A foreign-flagged merchant ship was hit by a Russian navy missile in the besieged southern Ukrainian port city of Mariupol with one crew member needing medical care, a Ukrainian official said.
Ukraine said it was bracing for about 60,000 Russian reservists to be called in to reinforce Moscow’s offensive in the east, where Russia’s main targets have included Mariupol and Kharkiv, the country’s second-largest city.
The Dominica-flagged cargo ship Azburg’s engine room was hit by a missile late on Monday, said Viktor Vyshnov, deputy head of Ukraine’s Maritime Administration.
“The ship was burned and all 12 crew members were evacuated to another ship. One crew member needed medical help which was given to him and he was evacuated,” Vyshnov told Reuters.
He did not know if the ship was carrying any cargo.
British security company Ambrey Intelligence said separately the vessel arrived in Mariupol on Feb. 23 and was unable to leave Ukrainian waters because of the closure of the port.
There was some initial confusion on the identity of the vessel as the Ukrainian reports said it was a vessel registered in the Dominican Republic but the vessel has later been identified as the Azburg, registered in Dominica. Reports said it was owned by a Turkish shipping company and managed through a shipping company in Malta, although Russian reports claimed the vessel was owned and manned by the Ukrainians. Russian officials did not immediately respond to a request for comment.
Russia’s military took control of waterways around Ukraine when it invaded on Feb. 24 in what Moscow calls a “special military operation” to demilitarize and “denazify” the country.
The Kremlin’s position is rejected by Kyiv and the West which sees it as a pretext for an unprovoked invasion.
Two seafarers have been killed and five other merchant vessels hit by projectiles – which sank one of them – off Ukraine’s coast since the start of the conflict, shipping officials say.

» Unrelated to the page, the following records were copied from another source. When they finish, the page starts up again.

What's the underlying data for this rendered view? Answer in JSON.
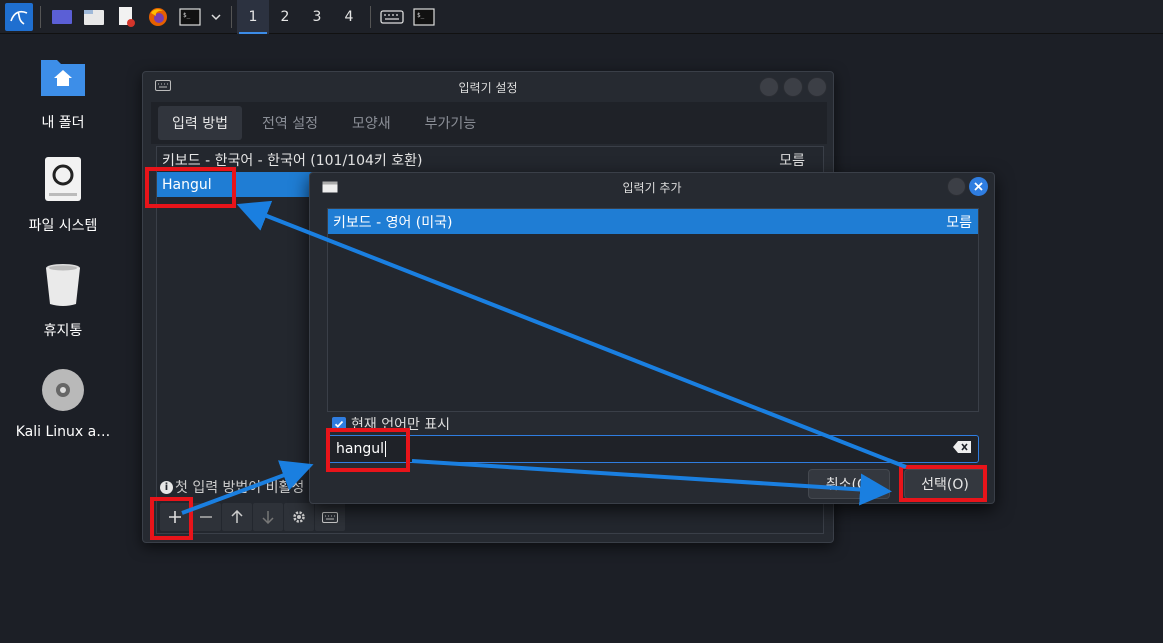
{
  "taskbar": {
    "workspaces": [
      "1",
      "2",
      "3",
      "4"
    ],
    "icons": [
      "kali-menu-icon",
      "show-desktop-icon",
      "file-manager-icon",
      "text-editor-icon",
      "firefox-icon",
      "terminal-icon",
      "chevron-down-icon",
      "keyboard-icon",
      "terminal-icon"
    ]
  },
  "desktop": {
    "items": [
      {
        "label": "내 폴더",
        "icon": "home-folder-icon"
      },
      {
        "label": "파일 시스템",
        "icon": "drive-icon"
      },
      {
        "label": "휴지통",
        "icon": "trash-icon"
      },
      {
        "label": "Kali Linux a…",
        "icon": "disc-icon"
      }
    ]
  },
  "main_window": {
    "title": "입력기 설정",
    "tabs": [
      "입력 방법",
      "전역 설정",
      "모양새",
      "부가기능"
    ],
    "active_tab": "입력 방법",
    "rows": [
      {
        "name": "키보드 - 한국어 - 한국어 (101/104키 호환)",
        "lang": "모름"
      },
      {
        "name": "Hangul",
        "lang": ""
      }
    ],
    "info_text": "첫 입력 방법이 비활성",
    "toolbar_icons": [
      "add-icon",
      "remove-icon",
      "move-up-icon",
      "move-down-icon",
      "configure-icon",
      "keyboard-layout-icon"
    ]
  },
  "add_dialog": {
    "title": "입력기 추가",
    "list": [
      {
        "name": "키보드 - 영어 (미국)",
        "lang": "모름"
      }
    ],
    "only_current_language_label": "현재 언어만 표시",
    "only_current_language_checked": true,
    "search_value": "hangul",
    "cancel_label": "취소(C)",
    "ok_label": "선택(O)"
  },
  "colors": {
    "accent": "#1f7dd4",
    "highlight_box": "#e8141a",
    "arrow": "#1a7fe0"
  }
}
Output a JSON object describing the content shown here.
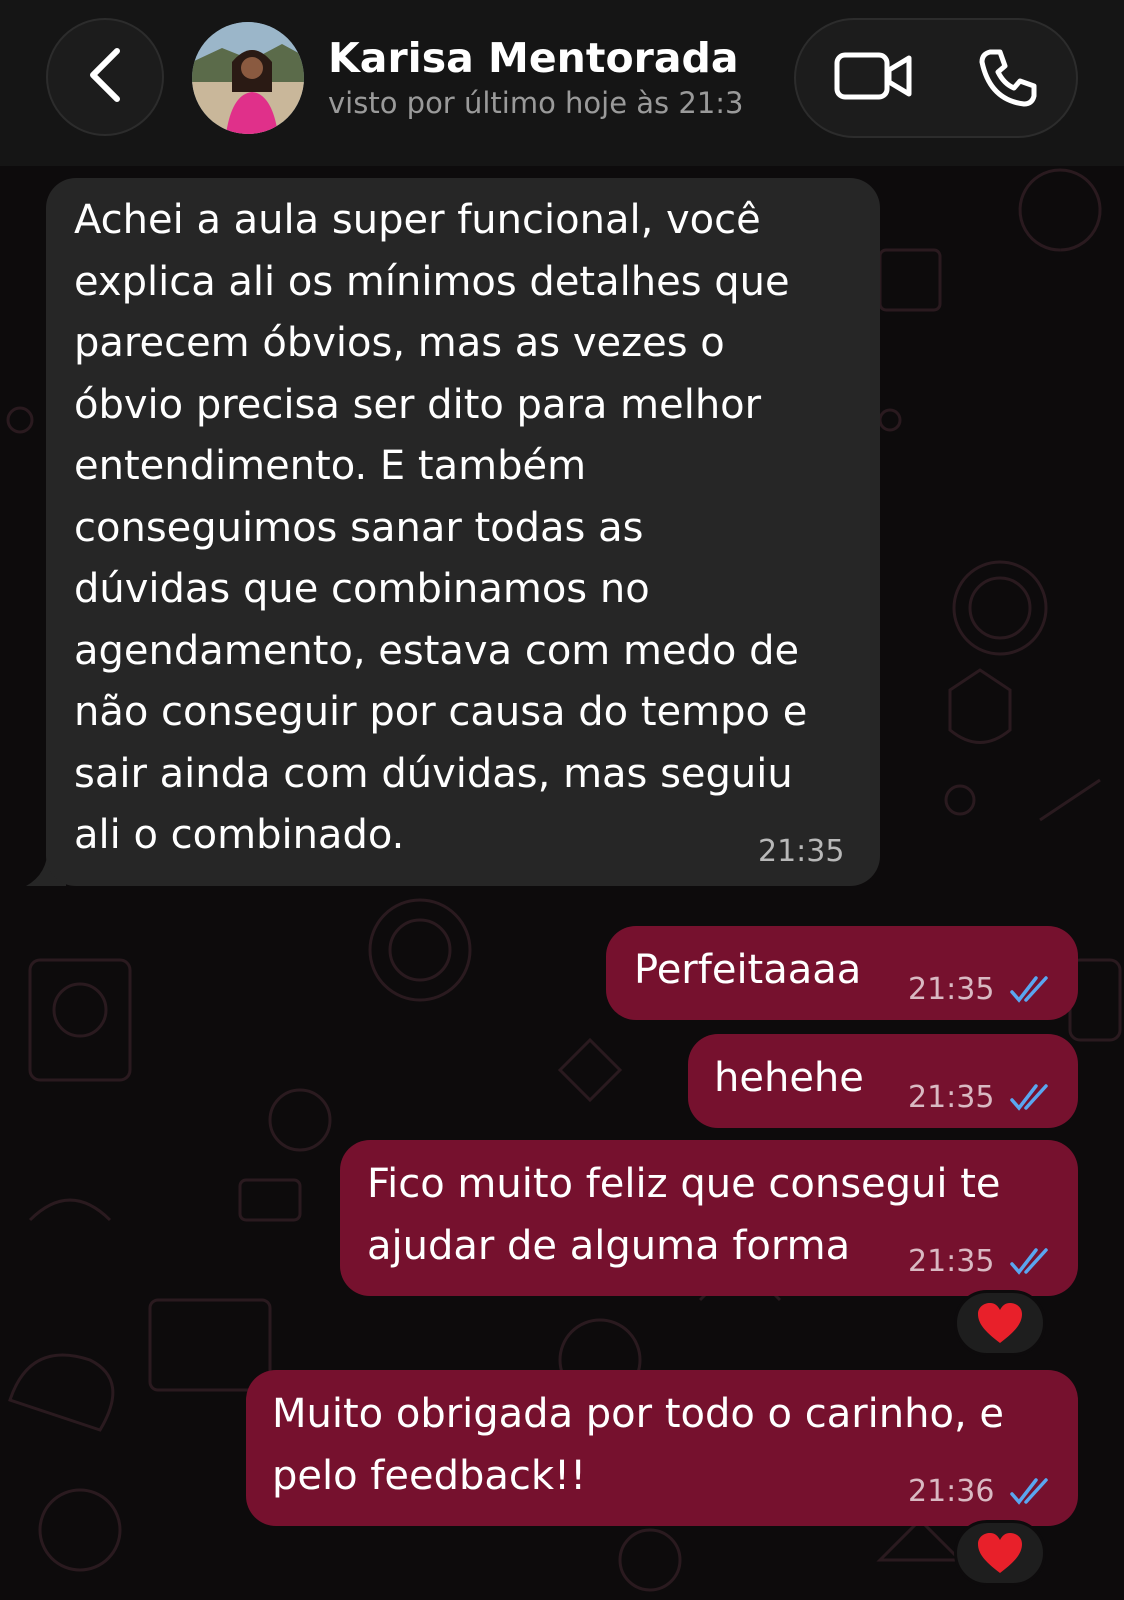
{
  "header": {
    "contact_name": "Karisa Mentorada",
    "status": "visto por último hoje às 21:3",
    "icons": [
      "chevron-left-icon",
      "video-call-icon",
      "phone-icon"
    ]
  },
  "colors": {
    "incoming_bubble": "#262626",
    "outgoing_bubble": "#76112e",
    "read_ticks": "#5aa6f0",
    "reaction_heart": "#e8202a"
  },
  "messages": [
    {
      "direction": "incoming",
      "lines": [
        "Achei a aula super funcional, você",
        "explica ali os mínimos detalhes que",
        "parecem óbvios, mas as vezes o",
        "óbvio precisa ser dito para melhor",
        "entendimento. E também",
        "conseguimos sanar todas as",
        "dúvidas que combinamos no",
        "agendamento, estava com medo de",
        "não conseguir por causa do tempo e",
        "sair ainda com dúvidas, mas seguiu",
        "ali o combinado."
      ],
      "time": "21:35"
    },
    {
      "direction": "outgoing",
      "lines": [
        "Perfeitaaaa"
      ],
      "time": "21:35",
      "read": true
    },
    {
      "direction": "outgoing",
      "lines": [
        "hehehe"
      ],
      "time": "21:35",
      "read": true
    },
    {
      "direction": "outgoing",
      "lines": [
        "Fico muito feliz que consegui te",
        "ajudar de alguma forma"
      ],
      "time": "21:35",
      "read": true,
      "reaction": "❤️"
    },
    {
      "direction": "outgoing",
      "lines": [
        "Muito obrigada por todo o carinho, e",
        "pelo feedback!!"
      ],
      "time": "21:36",
      "read": true,
      "reaction": "❤️"
    }
  ]
}
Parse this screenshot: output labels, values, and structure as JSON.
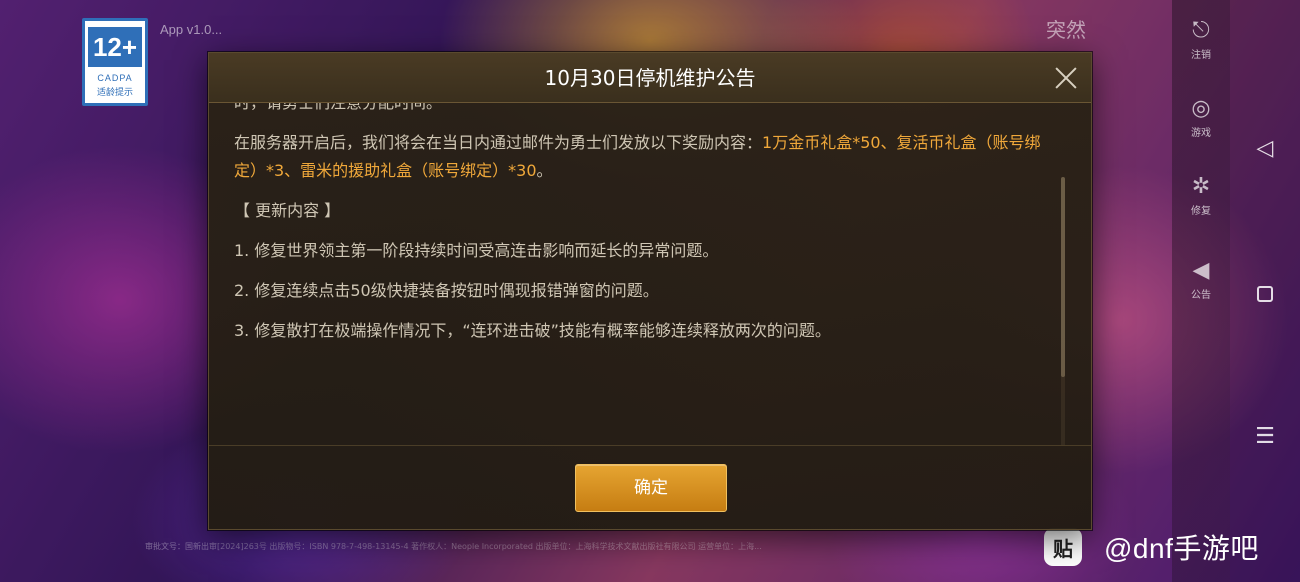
{
  "app": {
    "age_rating": "12+",
    "age_rating_org": "CADPA",
    "age_rating_tip": "适龄提示",
    "version_text": "App v1.0...",
    "top_right_text": "突然"
  },
  "side_menu": [
    {
      "icon": "logout-icon",
      "label": "注销"
    },
    {
      "icon": "record-icon",
      "label": "游戏"
    },
    {
      "icon": "repair-icon",
      "label": "修复"
    },
    {
      "icon": "announcement-icon",
      "label": "公告"
    }
  ],
  "dialog": {
    "title": "10月30日停机维护公告",
    "close_icon": "close-icon",
    "cut_line": "时，请勇士们注意分配时间。",
    "reward_intro": "在服务器开启后，我们将会在当日内通过邮件为勇士们发放以下奖励内容：",
    "reward_items": "1万金币礼盒*50、复活币礼盒（账号绑定）*3、雷米的援助礼盒（账号绑定）*30",
    "reward_end": "。",
    "section_header": "【 更新内容 】",
    "items": [
      "1. 修复世界领主第一阶段持续时间受高连击影响而延长的异常问题。",
      "2. 修复连续点击50级快捷装备按钮时偶现报错弹窗的问题。",
      "3. 修复散打在极端操作情况下，“连环进击破”技能有概率能够连续释放两次的问题。"
    ],
    "confirm_label": "确定"
  },
  "legal_text": "审批文号：国新出审[2024]263号  出版物号：ISBN 978-7-498-13145-4  著作权人：Neople Incorporated  出版单位：上海科学技术文献出版社有限公司  运营单位：上海...",
  "watermark": {
    "logo": "贴",
    "text": "@dnf手游吧"
  },
  "colors": {
    "accent_gold": "#f0a83a",
    "button_gold": "#e6a532"
  }
}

UN shipping agency the International Maritime Organization (IMO) said there were 86 merchant ships still stuck in Ukrainian ports and waters as of March 30, with around 1,000 seafarers unable to sail.
Maritime officials have said supplies are running low onboard the ships, which also face multiple perils including missiles and floating mines.
“As well as the dangers arising from bombardment, many of the ships concerned now lack food, fuel, fresh water, and other vital supplies,” the IMO said.
“The situation of the seafarers from many countries is becoming increasingly untenable as a result, presenting grave risks to their health and wellbeing.”
Ukrainian President Volodymyr Zelenskiy said on Tuesday Ukraine’s efforts to push back Russian troops from Mariupol were facing difficulties and the military situation was “very difficult”.